A square near the Moscow headquarters of Russia’s Foreign Intelligence Service (SVR) has been named after Kim Philby, a British spy who defected to the Soviet Union in 1963.
The intersection in the southwestern part of the capital was renamed Kim Philby Square following the signing of a decree by Moscow Mayor Sergei Sobyanin on November 6.
The action comes at a time of heightened tensions between Russia and Britain over the poisoning of a Russian former spy and his daughter in the English city of Salisbury in March. Britain and most of the West has blame Russia for the Soviet-designed nerve agent attack on Sergei and Yulia Skripal, although Moscow denies any involvement.
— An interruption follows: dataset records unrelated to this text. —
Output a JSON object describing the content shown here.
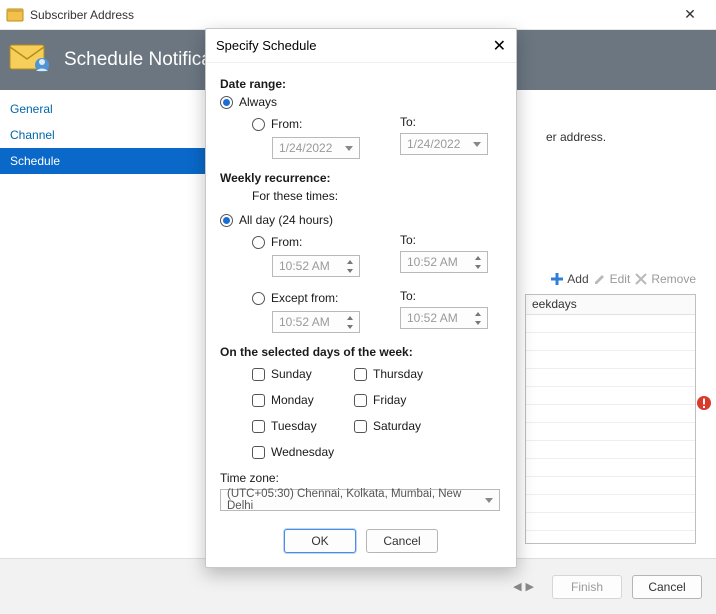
{
  "window": {
    "title": "Subscriber Address"
  },
  "banner": {
    "title": "Schedule Notificat…"
  },
  "sidebar": {
    "items": [
      {
        "label": "General",
        "selected": false
      },
      {
        "label": "Channel",
        "selected": false
      },
      {
        "label": "Schedule",
        "selected": true
      }
    ]
  },
  "main": {
    "hint_suffix": "er address.",
    "toolbar": {
      "add": "Add",
      "edit": "Edit",
      "remove": "Remove"
    },
    "list": {
      "header_fragment": "eekdays"
    }
  },
  "footer": {
    "finish": "Finish",
    "cancel": "Cancel"
  },
  "modal": {
    "title": "Specify Schedule",
    "date_range": {
      "heading": "Date range:",
      "always": "Always",
      "from": "From:",
      "to": "To:",
      "from_value": "1/24/2022",
      "to_value": "1/24/2022",
      "selected": "always"
    },
    "weekly": {
      "heading": "Weekly recurrence:",
      "sub": "For these times:",
      "all_day": "All day (24 hours)",
      "from": "From:",
      "to": "To:",
      "from_value": "10:52 AM",
      "to_value": "10:52 AM",
      "except_from": "Except from:",
      "except_to": "To:",
      "except_from_value": "10:52 AM",
      "except_to_value": "10:52 AM",
      "selected": "all_day"
    },
    "days": {
      "heading": "On the selected days of the week:",
      "sunday": "Sunday",
      "monday": "Monday",
      "tuesday": "Tuesday",
      "wednesday": "Wednesday",
      "thursday": "Thursday",
      "friday": "Friday",
      "saturday": "Saturday"
    },
    "tz": {
      "label": "Time zone:",
      "value": "(UTC+05:30) Chennai, Kolkata, Mumbai, New Delhi"
    },
    "ok": "OK",
    "cancel": "Cancel"
  }
}
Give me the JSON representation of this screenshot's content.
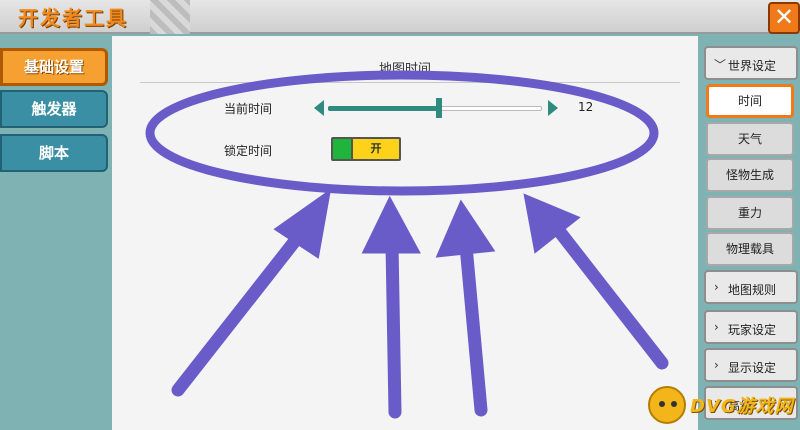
{
  "window": {
    "title": "开发者工具",
    "close_label": "✕",
    "status_text": ""
  },
  "left_tabs": [
    {
      "label": "基础设置",
      "active": true
    },
    {
      "label": "触发器",
      "active": false
    },
    {
      "label": "脚本",
      "active": false
    }
  ],
  "main": {
    "section_title": "地图时间",
    "current_time": {
      "label": "当前时间",
      "value": 12,
      "slider_fraction": 0.52
    },
    "lock_time": {
      "label": "锁定时间",
      "toggle_label": "开",
      "on": true
    }
  },
  "right_menu": {
    "groups": [
      {
        "label": "世界设定",
        "expanded": true,
        "chevron": "chevron-down-icon",
        "items": [
          {
            "label": "时间",
            "active": true
          },
          {
            "label": "天气",
            "active": false
          },
          {
            "label": "怪物生成",
            "active": false
          },
          {
            "label": "重力",
            "active": false
          },
          {
            "label": "物理载具",
            "active": false
          }
        ]
      },
      {
        "label": "地图规则",
        "expanded": false,
        "chevron": "chevron-right-icon"
      },
      {
        "label": "玩家设定",
        "expanded": false,
        "chevron": "chevron-right-icon"
      },
      {
        "label": "显示设定",
        "expanded": false,
        "chevron": "chevron-right-icon"
      },
      {
        "label": "高级",
        "expanded": false,
        "chevron": "chevron-right-icon"
      }
    ]
  },
  "annotation": {
    "color": "#6a5cc8"
  },
  "watermark": {
    "text": "DVG游戏网"
  },
  "colors": {
    "accent": "#f07a1a",
    "slider": "#2f8a80",
    "toggle_on": "#1fb53a",
    "toggle_bg": "#ffd21a"
  }
}
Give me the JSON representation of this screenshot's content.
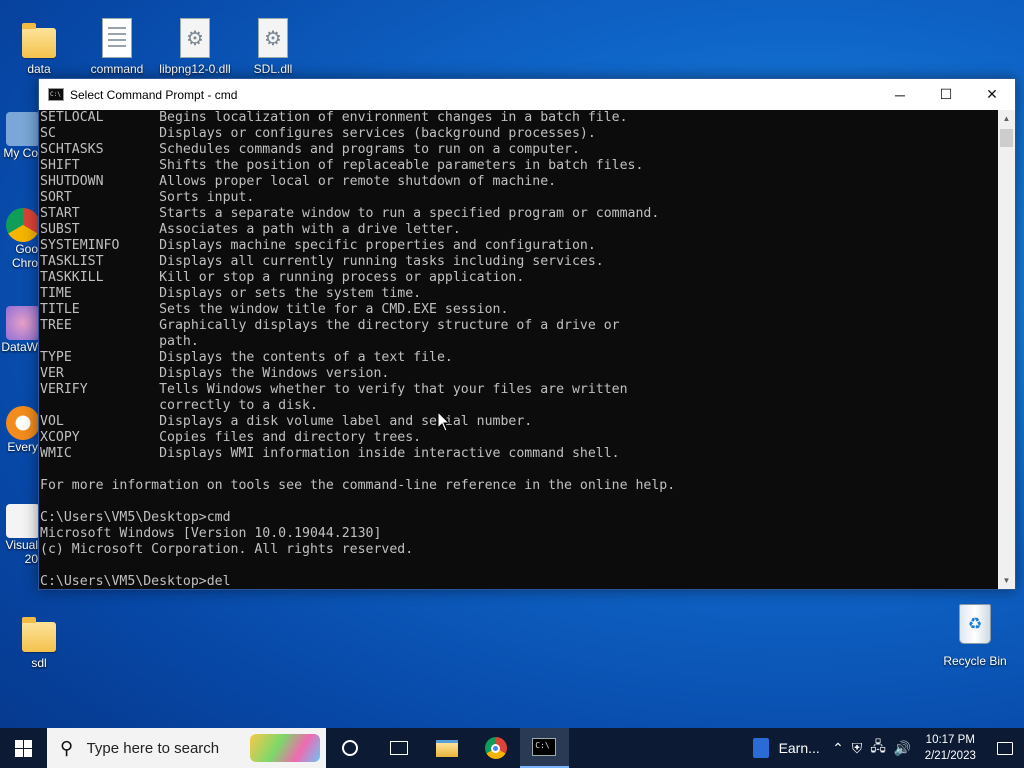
{
  "desktop": {
    "top_icons": [
      {
        "label": "data",
        "icon": "folder-icon"
      },
      {
        "label": "command",
        "icon": "text-document-icon"
      },
      {
        "label": "libpng12-0.dll",
        "icon": "dll-file-icon"
      },
      {
        "label": "SDL.dll",
        "icon": "dll-file-icon"
      }
    ],
    "partial_icons": [
      {
        "label": "My Co",
        "icon": "computer-icon"
      },
      {
        "label": "Goo",
        "label2": "Chro",
        "icon": "chrome-icon"
      },
      {
        "label": "DataW",
        "icon": "datawrapper-icon"
      },
      {
        "label": "Every",
        "icon": "everything-icon"
      },
      {
        "label": "Visual",
        "label2": "20",
        "icon": "visual-studio-icon"
      }
    ],
    "sdl_folder": {
      "label": "sdl",
      "icon": "folder-icon"
    },
    "recycle_bin": {
      "label": "Recycle Bin",
      "icon": "recycle-bin-icon"
    }
  },
  "window": {
    "title": "Select Command Prompt - cmd",
    "minimize": "─",
    "maximize": "☐",
    "close": "✕",
    "console_lines": [
      "SETLOCAL       Begins localization of environment changes in a batch file.",
      "SC             Displays or configures services (background processes).",
      "SCHTASKS       Schedules commands and programs to run on a computer.",
      "SHIFT          Shifts the position of replaceable parameters in batch files.",
      "SHUTDOWN       Allows proper local or remote shutdown of machine.",
      "SORT           Sorts input.",
      "START          Starts a separate window to run a specified program or command.",
      "SUBST          Associates a path with a drive letter.",
      "SYSTEMINFO     Displays machine specific properties and configuration.",
      "TASKLIST       Displays all currently running tasks including services.",
      "TASKKILL       Kill or stop a running process or application.",
      "TIME           Displays or sets the system time.",
      "TITLE          Sets the window title for a CMD.EXE session.",
      "TREE           Graphically displays the directory structure of a drive or",
      "               path.",
      "TYPE           Displays the contents of a text file.",
      "VER            Displays the Windows version.",
      "VERIFY         Tells Windows whether to verify that your files are written",
      "               correctly to a disk.",
      "VOL            Displays a disk volume label and serial number.",
      "XCOPY          Copies files and directory trees.",
      "WMIC           Displays WMI information inside interactive command shell.",
      "",
      "For more information on tools see the command-line reference in the online help.",
      "",
      "C:\\Users\\VM5\\Desktop>cmd",
      "Microsoft Windows [Version 10.0.19044.2130]",
      "(c) Microsoft Corporation. All rights reserved.",
      "",
      "C:\\Users\\VM5\\Desktop>del"
    ]
  },
  "taskbar": {
    "search_placeholder": "Type here to search",
    "earn_label": "Earn...",
    "tray_icons": [
      "chevron-up-icon",
      "security-icon",
      "network-icon",
      "volume-icon"
    ],
    "time": "10:17 PM",
    "date": "2/21/2023"
  }
}
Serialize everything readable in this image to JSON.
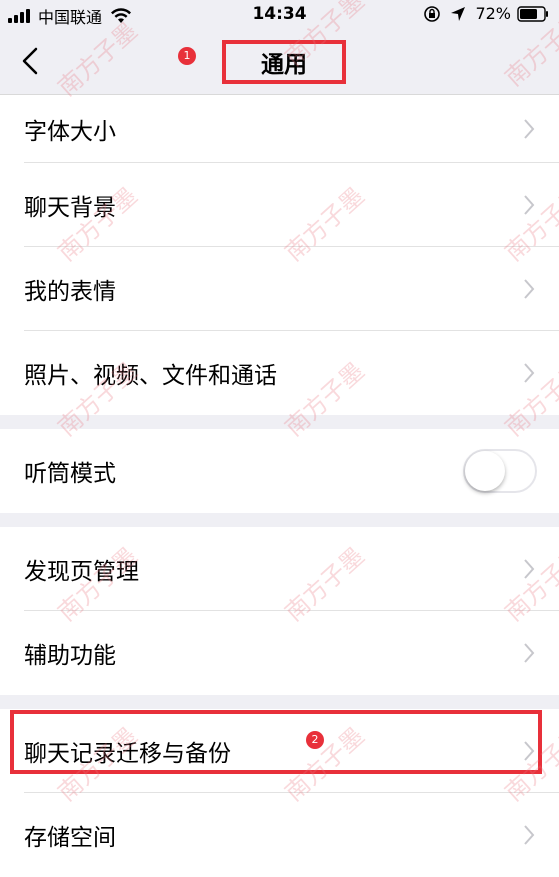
{
  "status_bar": {
    "carrier": "中国联通",
    "time": "14:34",
    "battery": "72%"
  },
  "nav": {
    "title": "通用",
    "badge_1": "1"
  },
  "groups": [
    {
      "items": [
        {
          "label": "字体大小"
        },
        {
          "label": "聊天背景"
        },
        {
          "label": "我的表情"
        },
        {
          "label": "照片、视频、文件和通话"
        }
      ]
    },
    {
      "items": [
        {
          "label": "听筒模式",
          "toggle": false
        }
      ]
    },
    {
      "items": [
        {
          "label": "发现页管理"
        },
        {
          "label": "辅助功能"
        }
      ]
    },
    {
      "items": [
        {
          "label": "聊天记录迁移与备份"
        },
        {
          "label": "存储空间"
        }
      ]
    }
  ],
  "annotation": {
    "badge_2": "2"
  },
  "watermark": "南方子墨",
  "colors": {
    "highlight": "#e8303a",
    "background": "#efeff4"
  }
}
Philby, considered his country's biggest Cold War traitor, joined Britain's MI6 foreign intelligence service in 1940 and rose to the head of its counterespionage division. He also served as intelligence liaison with the United States.
He was exposed as a double agent in 1963 after passing information to Moscow over three decades and defected to the Soviet Union while being stationed in Beirut.
He lived in the Russian capital until he died in 1988, although nowhere near the square named in his honor.
The move comes months after a street plaza opposite the Russian Embassy in Washington was renamed in February to honor Boris Nemtsov, the Russian opposition leader who was assassinated in Moscow in February 2015.